Photo courtesy of Girl & The Goat

Women of FoodLos Angeles

Stephanie Izard on Labels, Leadership, and Advice to Young Female Cooks


Stephanie Izard was the first woman to win “Top Chef” and has since gone on to open an empire of restaurants in Chicago and Los Angeles. On June 22, she will be at the Los Angeles outpost of her Girl & The Goat, cooking up a very special menu as part of Resy’s ongoing The Women of Food series (tickets here).

She spoke to Resy on a number of topics related to the event, from the things that make a beautiful restaurant experience to her advice for young women entering the restaurant industry. Her words follow.

Resy: OK, big question first: What do you love about restaurants?

Stephanie Izard: Going out to dinner, to me, is theater. It’s entertainment. My favorite thing to do — whether I’m in a new city going to an amazing, hot new restaurant, or I’m going to the simplest place down the block — is the act of sitting down and sharing a meal with friends, interacting with the people who are working at the restaurant, and just having fun. I love it. I love looking at the details of a restaurant — not in a critical way, but as inspiration.

And I love being able to create that kind of experience for diners at my restaurants. When people come into my restaurant, the thing I always ask them is if they had fun. That’s what I want to know. That’s what I want to give them.

What’s been your experience as a woman in a male-dominated industry?

I never think of myself as a female chef. I was on this show recently — “The Kelly Clarkson Show” — and the teleprompter was wanting her to describe me as one of the country’s top female chefs, and she asked me if she could say I’m one of the country’s greatest chefs, and I was like, “hell yeah.” Why do we have to be described as women, not just as great?

I think of it more that way, but I know that at the same time, it is important to talk about as a way to reach more women in the industry. For me, it’s a juggle, too. I happen to have waited longer in life to have a baby. I established a career, and I now have a six-year-old, so I’m trying to juggle family and work. It’s so nice to inspire others, and there is a way to balance both. It’s about surrounding yourself with people you trust.

On that note, how would you describe your leadership style?

I definitely lead from doing. My team knows I work every day of the week. Today, I’m here setting up a station on garde manger. They see that I work hard and I try to know everyone on the team. I always try to be accessible to everyone. I’ve worked in some restaurants that, when the chef comes in from out of town, it’s like some random famous person comes in the kitchen. But I just go in and say, ‘What’s up?’ I can’t be in all the restaurants in Chicago and Los Angeles all the time, but I know it’s not a strange thing to see me come around.

What’s your advice to young women entering the industry?

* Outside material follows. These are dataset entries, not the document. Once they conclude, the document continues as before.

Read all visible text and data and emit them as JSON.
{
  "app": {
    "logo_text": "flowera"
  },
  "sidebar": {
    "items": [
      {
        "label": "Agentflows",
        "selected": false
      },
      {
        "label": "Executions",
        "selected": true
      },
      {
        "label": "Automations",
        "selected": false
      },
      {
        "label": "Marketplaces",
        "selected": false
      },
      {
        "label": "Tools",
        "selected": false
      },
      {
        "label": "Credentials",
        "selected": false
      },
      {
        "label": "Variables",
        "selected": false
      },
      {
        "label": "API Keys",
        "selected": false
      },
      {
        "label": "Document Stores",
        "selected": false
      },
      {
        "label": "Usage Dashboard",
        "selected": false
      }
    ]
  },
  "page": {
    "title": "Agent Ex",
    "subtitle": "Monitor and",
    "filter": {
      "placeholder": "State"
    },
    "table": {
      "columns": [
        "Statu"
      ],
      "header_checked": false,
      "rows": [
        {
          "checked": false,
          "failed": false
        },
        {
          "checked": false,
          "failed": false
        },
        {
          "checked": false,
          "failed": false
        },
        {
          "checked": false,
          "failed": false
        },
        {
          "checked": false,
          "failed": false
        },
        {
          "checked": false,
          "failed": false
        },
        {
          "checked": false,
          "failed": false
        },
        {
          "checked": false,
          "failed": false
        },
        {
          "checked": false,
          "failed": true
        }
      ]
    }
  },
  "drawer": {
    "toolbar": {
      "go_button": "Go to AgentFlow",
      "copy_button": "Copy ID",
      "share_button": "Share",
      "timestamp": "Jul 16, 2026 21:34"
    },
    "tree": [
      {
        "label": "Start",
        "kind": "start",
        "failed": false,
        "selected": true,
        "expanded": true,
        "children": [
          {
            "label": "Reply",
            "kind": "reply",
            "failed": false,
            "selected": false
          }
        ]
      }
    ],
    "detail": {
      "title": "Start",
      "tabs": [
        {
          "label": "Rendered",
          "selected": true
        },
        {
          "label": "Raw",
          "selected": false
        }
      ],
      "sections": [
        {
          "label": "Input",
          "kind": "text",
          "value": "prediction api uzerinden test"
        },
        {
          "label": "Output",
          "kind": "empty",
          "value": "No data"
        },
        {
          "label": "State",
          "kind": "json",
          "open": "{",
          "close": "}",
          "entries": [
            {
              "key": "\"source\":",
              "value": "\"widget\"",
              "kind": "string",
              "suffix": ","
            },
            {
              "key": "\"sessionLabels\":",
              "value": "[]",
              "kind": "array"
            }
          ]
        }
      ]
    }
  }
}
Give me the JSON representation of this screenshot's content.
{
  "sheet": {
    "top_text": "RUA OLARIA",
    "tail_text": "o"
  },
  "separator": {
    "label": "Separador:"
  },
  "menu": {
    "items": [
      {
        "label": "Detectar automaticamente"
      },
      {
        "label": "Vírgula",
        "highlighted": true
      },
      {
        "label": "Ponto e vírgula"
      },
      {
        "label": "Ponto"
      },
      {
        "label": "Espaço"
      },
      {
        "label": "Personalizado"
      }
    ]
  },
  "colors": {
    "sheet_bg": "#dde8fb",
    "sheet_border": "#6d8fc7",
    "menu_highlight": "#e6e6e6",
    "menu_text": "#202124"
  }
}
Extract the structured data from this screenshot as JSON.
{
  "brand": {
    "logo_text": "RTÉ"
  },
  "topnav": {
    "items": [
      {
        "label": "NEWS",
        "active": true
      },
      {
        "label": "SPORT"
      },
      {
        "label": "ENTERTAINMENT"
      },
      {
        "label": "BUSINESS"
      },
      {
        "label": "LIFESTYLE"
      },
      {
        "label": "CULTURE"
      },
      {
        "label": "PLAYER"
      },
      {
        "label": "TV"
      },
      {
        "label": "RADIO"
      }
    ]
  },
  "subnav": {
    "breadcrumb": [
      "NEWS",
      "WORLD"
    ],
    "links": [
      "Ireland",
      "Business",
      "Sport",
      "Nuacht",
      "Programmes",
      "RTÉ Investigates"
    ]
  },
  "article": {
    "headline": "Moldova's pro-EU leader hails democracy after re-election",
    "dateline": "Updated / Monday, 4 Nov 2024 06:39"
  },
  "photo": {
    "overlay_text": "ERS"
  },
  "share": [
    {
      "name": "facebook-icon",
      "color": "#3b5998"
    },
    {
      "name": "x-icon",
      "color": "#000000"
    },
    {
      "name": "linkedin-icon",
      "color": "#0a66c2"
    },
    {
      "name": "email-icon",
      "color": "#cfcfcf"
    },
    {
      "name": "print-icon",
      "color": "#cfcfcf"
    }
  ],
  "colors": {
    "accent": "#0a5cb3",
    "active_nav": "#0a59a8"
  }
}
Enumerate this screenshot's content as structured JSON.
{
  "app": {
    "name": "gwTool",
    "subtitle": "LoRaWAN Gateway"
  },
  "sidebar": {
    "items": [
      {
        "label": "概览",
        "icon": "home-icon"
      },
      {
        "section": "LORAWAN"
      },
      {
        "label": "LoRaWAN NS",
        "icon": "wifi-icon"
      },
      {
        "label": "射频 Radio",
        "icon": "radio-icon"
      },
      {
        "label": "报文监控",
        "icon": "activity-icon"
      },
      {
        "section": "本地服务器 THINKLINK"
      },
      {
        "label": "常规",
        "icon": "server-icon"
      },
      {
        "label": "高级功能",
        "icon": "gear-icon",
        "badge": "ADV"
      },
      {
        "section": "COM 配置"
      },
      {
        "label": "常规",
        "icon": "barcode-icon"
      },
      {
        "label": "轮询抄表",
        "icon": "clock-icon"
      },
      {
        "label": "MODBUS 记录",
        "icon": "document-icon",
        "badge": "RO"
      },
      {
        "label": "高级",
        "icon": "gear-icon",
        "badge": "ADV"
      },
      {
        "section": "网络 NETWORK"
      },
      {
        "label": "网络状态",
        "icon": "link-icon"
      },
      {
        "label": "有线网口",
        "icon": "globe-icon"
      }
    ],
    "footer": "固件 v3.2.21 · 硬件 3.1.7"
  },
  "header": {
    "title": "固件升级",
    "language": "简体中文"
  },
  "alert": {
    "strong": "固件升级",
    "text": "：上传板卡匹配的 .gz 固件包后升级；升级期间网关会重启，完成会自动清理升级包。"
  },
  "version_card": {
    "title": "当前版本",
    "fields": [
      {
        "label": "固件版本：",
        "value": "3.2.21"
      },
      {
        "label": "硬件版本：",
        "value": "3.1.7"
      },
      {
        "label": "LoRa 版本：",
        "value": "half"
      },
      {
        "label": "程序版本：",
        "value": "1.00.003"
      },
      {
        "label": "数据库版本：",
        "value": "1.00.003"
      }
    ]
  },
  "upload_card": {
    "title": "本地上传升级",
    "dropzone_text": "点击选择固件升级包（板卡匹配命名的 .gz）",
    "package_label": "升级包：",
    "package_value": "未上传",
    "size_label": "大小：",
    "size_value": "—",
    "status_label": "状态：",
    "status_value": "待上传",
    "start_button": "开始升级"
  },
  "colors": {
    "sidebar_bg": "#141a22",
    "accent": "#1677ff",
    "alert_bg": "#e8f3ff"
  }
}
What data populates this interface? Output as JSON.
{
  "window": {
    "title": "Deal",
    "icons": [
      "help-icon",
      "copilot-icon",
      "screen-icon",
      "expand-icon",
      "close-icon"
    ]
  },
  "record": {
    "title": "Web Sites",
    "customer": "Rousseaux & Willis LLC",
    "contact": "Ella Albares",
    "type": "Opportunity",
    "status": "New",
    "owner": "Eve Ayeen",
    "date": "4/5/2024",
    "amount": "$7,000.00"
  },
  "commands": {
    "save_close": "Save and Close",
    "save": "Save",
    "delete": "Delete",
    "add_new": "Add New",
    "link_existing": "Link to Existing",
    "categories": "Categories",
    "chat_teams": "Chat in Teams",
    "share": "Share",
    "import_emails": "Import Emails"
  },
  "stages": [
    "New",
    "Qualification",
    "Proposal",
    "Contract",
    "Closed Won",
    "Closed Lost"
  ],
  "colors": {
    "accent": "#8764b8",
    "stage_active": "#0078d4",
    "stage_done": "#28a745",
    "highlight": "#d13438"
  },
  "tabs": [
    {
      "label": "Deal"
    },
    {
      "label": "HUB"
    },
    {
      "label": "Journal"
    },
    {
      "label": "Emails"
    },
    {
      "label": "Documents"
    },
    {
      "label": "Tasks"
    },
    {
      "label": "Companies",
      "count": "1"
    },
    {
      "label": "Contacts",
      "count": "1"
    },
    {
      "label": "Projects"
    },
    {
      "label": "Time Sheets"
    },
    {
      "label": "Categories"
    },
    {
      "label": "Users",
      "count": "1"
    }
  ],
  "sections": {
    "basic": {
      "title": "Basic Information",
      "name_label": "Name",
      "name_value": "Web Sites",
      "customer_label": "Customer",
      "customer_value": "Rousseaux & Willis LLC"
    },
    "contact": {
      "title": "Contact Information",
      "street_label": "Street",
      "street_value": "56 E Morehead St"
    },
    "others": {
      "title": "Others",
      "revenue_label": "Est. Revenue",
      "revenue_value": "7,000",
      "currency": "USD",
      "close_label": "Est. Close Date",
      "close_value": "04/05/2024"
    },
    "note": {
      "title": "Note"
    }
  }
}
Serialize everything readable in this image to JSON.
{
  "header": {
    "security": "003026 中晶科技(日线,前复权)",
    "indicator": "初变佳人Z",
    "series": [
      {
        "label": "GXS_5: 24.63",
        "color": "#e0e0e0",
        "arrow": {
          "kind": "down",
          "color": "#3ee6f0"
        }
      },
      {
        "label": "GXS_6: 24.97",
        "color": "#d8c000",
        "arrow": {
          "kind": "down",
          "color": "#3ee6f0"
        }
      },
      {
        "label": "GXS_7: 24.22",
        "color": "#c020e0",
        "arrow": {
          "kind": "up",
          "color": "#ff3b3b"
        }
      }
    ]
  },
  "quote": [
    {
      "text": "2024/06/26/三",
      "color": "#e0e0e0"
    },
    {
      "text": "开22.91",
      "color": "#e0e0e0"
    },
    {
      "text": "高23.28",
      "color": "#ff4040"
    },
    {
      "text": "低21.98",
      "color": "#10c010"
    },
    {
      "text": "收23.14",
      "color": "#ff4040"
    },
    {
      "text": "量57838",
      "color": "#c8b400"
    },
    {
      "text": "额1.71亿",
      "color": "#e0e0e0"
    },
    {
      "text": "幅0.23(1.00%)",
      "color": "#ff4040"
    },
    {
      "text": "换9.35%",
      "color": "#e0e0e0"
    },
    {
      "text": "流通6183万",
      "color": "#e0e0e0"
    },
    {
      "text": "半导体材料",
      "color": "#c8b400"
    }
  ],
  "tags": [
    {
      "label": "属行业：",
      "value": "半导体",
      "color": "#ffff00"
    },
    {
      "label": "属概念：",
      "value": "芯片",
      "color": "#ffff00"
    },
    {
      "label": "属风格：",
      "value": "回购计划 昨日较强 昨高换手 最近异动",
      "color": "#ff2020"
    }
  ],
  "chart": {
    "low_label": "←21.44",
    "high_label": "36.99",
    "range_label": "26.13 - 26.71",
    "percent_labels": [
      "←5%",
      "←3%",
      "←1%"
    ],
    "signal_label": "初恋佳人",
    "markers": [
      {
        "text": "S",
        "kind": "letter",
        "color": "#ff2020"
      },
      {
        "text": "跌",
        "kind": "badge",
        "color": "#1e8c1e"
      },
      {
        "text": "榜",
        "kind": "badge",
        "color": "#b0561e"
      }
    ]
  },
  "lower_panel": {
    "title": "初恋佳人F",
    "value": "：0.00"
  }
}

Find the restaurants where there is the kind of environment that should be in all restaurants. You want to work in an inclusive restaurant that gives opportunity to everyone and anyone, with chefs who believe in teaching and growing the team — and helping find the right career paths for you.